• **Activity**:
Scan the records for the word "title". Copy each line that includes it.
--- Provided data ---
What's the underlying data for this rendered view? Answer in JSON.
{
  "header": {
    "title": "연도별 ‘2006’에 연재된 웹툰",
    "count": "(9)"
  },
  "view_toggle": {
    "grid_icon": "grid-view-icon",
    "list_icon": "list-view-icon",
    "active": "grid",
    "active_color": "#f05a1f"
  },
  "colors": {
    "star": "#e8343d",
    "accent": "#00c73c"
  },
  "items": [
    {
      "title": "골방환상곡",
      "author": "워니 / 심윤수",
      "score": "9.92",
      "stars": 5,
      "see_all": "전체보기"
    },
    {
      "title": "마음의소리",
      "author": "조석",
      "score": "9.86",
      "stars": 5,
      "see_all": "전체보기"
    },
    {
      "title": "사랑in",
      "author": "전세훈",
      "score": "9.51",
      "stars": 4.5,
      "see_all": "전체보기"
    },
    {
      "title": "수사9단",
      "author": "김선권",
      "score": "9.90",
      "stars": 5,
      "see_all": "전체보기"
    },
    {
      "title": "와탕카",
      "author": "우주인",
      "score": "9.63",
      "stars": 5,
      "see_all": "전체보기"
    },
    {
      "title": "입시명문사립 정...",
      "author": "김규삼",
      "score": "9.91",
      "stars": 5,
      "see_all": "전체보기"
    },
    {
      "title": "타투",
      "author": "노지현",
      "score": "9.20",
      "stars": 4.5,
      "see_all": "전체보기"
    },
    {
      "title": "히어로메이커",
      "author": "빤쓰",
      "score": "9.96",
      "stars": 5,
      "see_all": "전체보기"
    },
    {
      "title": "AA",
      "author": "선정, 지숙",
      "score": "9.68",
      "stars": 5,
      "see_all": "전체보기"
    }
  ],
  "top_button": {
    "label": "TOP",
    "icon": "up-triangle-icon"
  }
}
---
• **Completed exercise**:
    "title": "연도별 ‘2006’에 연재된 웹툰",
      "title": "골방환상곡",
      "title": "마음의소리",
      "title": "사랑in",
      "title": "수사9단",
      "title": "와탕카",
      "title": "입시명문사립 정...",
      "title": "타투",
      "title": "히어로메이커",
      "title": "AA",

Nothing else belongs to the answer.